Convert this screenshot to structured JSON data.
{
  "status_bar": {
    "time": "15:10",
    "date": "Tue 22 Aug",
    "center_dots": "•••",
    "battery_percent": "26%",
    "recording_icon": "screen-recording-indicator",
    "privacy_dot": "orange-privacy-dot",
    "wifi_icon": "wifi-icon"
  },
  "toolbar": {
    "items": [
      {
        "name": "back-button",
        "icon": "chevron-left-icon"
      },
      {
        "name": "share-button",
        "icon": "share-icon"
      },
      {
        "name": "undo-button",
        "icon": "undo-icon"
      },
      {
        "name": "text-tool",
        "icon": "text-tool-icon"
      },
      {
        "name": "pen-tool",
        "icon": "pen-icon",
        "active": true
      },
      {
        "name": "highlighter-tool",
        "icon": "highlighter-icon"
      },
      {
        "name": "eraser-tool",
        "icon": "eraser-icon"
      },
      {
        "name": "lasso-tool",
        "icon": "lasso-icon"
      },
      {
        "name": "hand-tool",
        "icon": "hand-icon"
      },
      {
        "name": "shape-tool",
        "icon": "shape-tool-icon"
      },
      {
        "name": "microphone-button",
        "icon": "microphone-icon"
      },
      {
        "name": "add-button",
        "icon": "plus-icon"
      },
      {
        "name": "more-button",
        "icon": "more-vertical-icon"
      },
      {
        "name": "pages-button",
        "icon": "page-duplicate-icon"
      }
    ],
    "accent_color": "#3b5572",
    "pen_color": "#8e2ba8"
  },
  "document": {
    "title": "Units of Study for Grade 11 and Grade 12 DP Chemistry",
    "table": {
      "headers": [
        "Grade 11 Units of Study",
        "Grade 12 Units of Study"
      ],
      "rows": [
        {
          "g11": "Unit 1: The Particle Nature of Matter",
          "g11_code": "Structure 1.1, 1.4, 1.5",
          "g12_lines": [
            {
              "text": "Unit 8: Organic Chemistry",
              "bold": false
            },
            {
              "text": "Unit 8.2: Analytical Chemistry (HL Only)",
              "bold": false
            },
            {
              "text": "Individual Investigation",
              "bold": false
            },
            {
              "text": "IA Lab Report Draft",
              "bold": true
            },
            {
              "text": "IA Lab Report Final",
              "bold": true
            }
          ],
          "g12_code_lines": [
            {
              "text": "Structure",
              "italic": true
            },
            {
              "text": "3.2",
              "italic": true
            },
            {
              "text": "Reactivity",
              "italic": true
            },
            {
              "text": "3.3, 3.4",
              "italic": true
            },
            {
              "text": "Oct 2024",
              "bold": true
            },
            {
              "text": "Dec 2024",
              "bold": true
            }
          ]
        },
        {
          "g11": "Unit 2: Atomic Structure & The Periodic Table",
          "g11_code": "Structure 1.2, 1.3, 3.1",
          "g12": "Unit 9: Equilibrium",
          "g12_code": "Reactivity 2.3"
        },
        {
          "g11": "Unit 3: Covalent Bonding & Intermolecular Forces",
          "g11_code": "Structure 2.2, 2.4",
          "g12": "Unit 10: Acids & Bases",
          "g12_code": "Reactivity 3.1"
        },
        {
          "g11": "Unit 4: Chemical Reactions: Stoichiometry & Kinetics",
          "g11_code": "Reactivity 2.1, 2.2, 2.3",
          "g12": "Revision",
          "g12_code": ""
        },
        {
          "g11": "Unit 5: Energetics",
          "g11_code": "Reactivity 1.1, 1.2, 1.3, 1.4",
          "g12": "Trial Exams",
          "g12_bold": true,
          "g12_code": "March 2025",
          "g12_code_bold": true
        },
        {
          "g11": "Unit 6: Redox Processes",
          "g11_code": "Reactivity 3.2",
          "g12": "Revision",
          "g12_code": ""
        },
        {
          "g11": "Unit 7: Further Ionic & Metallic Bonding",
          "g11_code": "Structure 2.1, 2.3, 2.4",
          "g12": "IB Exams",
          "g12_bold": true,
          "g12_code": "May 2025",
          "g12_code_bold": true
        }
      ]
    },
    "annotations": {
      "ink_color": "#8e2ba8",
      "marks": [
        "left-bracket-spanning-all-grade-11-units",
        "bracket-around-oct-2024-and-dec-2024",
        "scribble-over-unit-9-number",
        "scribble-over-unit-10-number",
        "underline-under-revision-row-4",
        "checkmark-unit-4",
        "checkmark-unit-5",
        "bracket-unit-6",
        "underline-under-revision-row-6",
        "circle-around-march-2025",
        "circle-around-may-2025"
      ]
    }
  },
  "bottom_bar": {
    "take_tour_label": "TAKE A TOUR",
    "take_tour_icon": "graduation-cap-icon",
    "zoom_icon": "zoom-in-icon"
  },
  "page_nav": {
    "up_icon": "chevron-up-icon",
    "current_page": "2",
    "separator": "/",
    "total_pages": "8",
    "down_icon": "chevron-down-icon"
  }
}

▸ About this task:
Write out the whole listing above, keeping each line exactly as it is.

▸ Exercise result:
Convert this screenshot to structured JSON data.
{
  "status_bar": {
    "time": "15:10",
    "date": "Tue 22 Aug",
    "center_dots": "•••",
    "battery_percent": "26%",
    "recording_icon": "screen-recording-indicator",
    "privacy_dot": "orange-privacy-dot",
    "wifi_icon": "wifi-icon"
  },
  "toolbar": {
    "items": [
      {
        "name": "back-button",
        "icon": "chevron-left-icon"
      },
      {
        "name": "share-button",
        "icon": "share-icon"
      },
      {
        "name": "undo-button",
        "icon": "undo-icon"
      },
      {
        "name": "text-tool",
        "icon": "text-tool-icon"
      },
      {
        "name": "pen-tool",
        "icon": "pen-icon",
        "active": true
      },
      {
        "name": "highlighter-tool",
        "icon": "highlighter-icon"
      },
      {
        "name": "eraser-tool",
        "icon": "eraser-icon"
      },
      {
        "name": "lasso-tool",
        "icon": "lasso-icon"
      },
      {
        "name": "hand-tool",
        "icon": "hand-icon"
      },
      {
        "name": "shape-tool",
        "icon": "shape-tool-icon"
      },
      {
        "name": "microphone-button",
        "icon": "microphone-icon"
      },
      {
        "name": "add-button",
        "icon": "plus-icon"
      },
      {
        "name": "more-button",
        "icon": "more-vertical-icon"
      },
      {
        "name": "pages-button",
        "icon": "page-duplicate-icon"
      }
    ],
    "accent_color": "#3b5572",
    "pen_color": "#8e2ba8"
  },
  "document": {
    "title": "Units of Study for Grade 11 and Grade 12 DP Chemistry",
    "table": {
      "headers": [
        "Grade 11 Units of Study",
        "Grade 12 Units of Study"
      ],
      "rows": [
        {
          "g11": "Unit 1: The Particle Nature of Matter",
          "g11_code": "Structure 1.1, 1.4, 1.5",
          "g12_lines": [
            {
              "text": "Unit 8: Organic Chemistry",
              "bold": false
            },
            {
              "text": "Unit 8.2: Analytical Chemistry (HL Only)",
              "bold": false
            },
            {
              "text": "Individual Investigation",
              "bold": false
            },
            {
              "text": "IA Lab Report Draft",
              "bold": true
            },
            {
              "text": "IA Lab Report Final",
              "bold": true
            }
          ],
          "g12_code_lines": [
            {
              "text": "Structure",
              "italic": true
            },
            {
              "text": "3.2",
              "italic": true
            },
            {
              "text": "Reactivity",
              "italic": true
            },
            {
              "text": "3.3, 3.4",
              "italic": true
            },
            {
              "text": "Oct 2024",
              "bold": true
            },
            {
              "text": "Dec 2024",
              "bold": true
            }
          ]
        },
        {
          "g11": "Unit 2: Atomic Structure & The Periodic Table",
          "g11_code": "Structure 1.2, 1.3, 3.1",
          "g12": "Unit 9: Equilibrium",
          "g12_code": "Reactivity 2.3"
        },
        {
          "g11": "Unit 3: Covalent Bonding & Intermolecular Forces",
          "g11_code": "Structure 2.2, 2.4",
          "g12": "Unit 10: Acids & Bases",
          "g12_code": "Reactivity 3.1"
        },
        {
          "g11": "Unit 4: Chemical Reactions: Stoichiometry & Kinetics",
          "g11_code": "Reactivity 2.1, 2.2, 2.3",
          "g12": "Revision",
          "g12_code": ""
        },
        {
          "g11": "Unit 5: Energetics",
          "g11_code": "Reactivity 1.1, 1.2, 1.3, 1.4",
          "g12": "Trial Exams",
          "g12_bold": true,
          "g12_code": "March 2025",
          "g12_code_bold": true
        },
        {
          "g11": "Unit 6: Redox Processes",
          "g11_code": "Reactivity 3.2",
          "g12": "Revision",
          "g12_code": ""
        },
        {
          "g11": "Unit 7: Further Ionic & Metallic Bonding",
          "g11_code": "Structure 2.1, 2.3, 2.4",
          "g12": "IB Exams",
          "g12_bold": true,
          "g12_code": "May 2025",
          "g12_code_bold": true
        }
      ]
    },
    "annotations": {
      "ink_color": "#8e2ba8",
      "marks": [
        "left-bracket-spanning-all-grade-11-units",
        "bracket-around-oct-2024-and-dec-2024",
        "scribble-over-unit-9-number",
        "scribble-over-unit-10-number",
        "underline-under-revision-row-4",
        "checkmark-unit-4",
        "checkmark-unit-5",
        "bracket-unit-6",
        "underline-under-revision-row-6",
        "circle-around-march-2025",
        "circle-around-may-2025"
      ]
    }
  },
  "bottom_bar": {
    "take_tour_label": "TAKE A TOUR",
    "take_tour_icon": "graduation-cap-icon",
    "zoom_icon": "zoom-in-icon"
  },
  "page_nav": {
    "up_icon": "chevron-up-icon",
    "current_page": "2",
    "separator": "/",
    "total_pages": "8",
    "down_icon": "chevron-down-icon"
  }
}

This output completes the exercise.